Congratulations on winning the election! Now, here’s a class you really must take.
So, you have just won your first election to this office. Congratulations! Soon you will take your oath of office to preserve, protect and defend the Constitution of the United States — and the people that you will serve. There is so much to prepare, in the time around those first few days in office. You are ready to make a positive change in many people’s lives, through governing.
And before a disaster strikes the community you are now in charge of — and it is highly likely something else bad (on top of COVID-19) will happen during your tenure- you need to understand how the National Incident Management System (also known as NIMS) works. Seriously — it is back to school time.
The class all elected officials should take is the National Incident Management System Overview for Senior Officials (Executives, Elected, & Appointed (ICS-402). And this course is applicable to appointed cabinet-level officials, and even corporate executives. Knowing how emergency powers — including massive changes in the normal governmental procurement and spending process — is key to understanding what happens when an emergency or disaster is declared.
You need to understand who is responsible for what, and how also the organizational structure of governmental operations dramatically shifts during emergencies and disasters. This is critical for officials in charge of government at all levels. Are you in a Home Rule or Dillon’s Rule State? Do you have any Sovereign Tribal Nation Land in your jurisdiction? How are things different if you are in one of the territories (including Washington, D.C.)? Will FEMA just come to your rescue and save the day? (Definitely not.) But they may help through an approach they describe as “locally executed, state managed, and federally supported”. That will all depend on how big the disaster really is — and how much the local and state officials really need help — and understand how to ask for it.

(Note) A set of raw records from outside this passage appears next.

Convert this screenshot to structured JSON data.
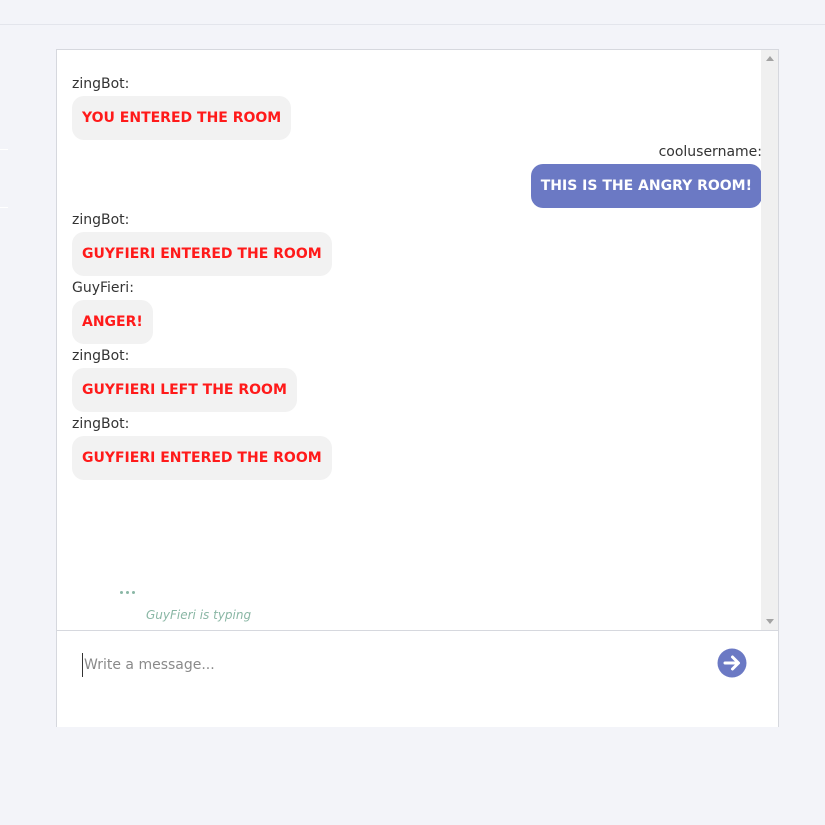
{
  "messages": [
    {
      "sender": "zingBot:",
      "text": "YOU ENTERED THE ROOM"
    },
    {
      "sender": "coolusername:",
      "text": "THIS IS THE ANGRY ROOM!"
    },
    {
      "sender": "zingBot:",
      "text": "GUYFIERI ENTERED THE ROOM"
    },
    {
      "sender": "GuyFieri:",
      "text": "ANGER!"
    },
    {
      "sender": "zingBot:",
      "text": "GUYFIERI LEFT THE ROOM"
    },
    {
      "sender": "zingBot:",
      "text": "GUYFIERI ENTERED THE ROOM"
    }
  ],
  "typing": {
    "dots": "...",
    "text": "GuyFieri is typing"
  },
  "composer": {
    "placeholder": "Write a message...",
    "value": ""
  },
  "icons": {
    "send": "arrow-right-circle-icon"
  },
  "colors": {
    "background": "#f3f4f9",
    "own_bubble": "#6b79c4",
    "other_bubble": "#f2f2f2",
    "other_text": "#ff1a1a",
    "typing": "#8ab7a5",
    "send_icon": "#6b79c4"
  }
}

You do not want to make the mistakes of many past elected officials, who did not have the basics of NIMS, who ended up putting people at risk and in harm’s way. Shakespeare wrote “uneasy lies the head that wears a crown” — you can sleep better at night, when you know how the different levels of government really work together before, during and after a disaster.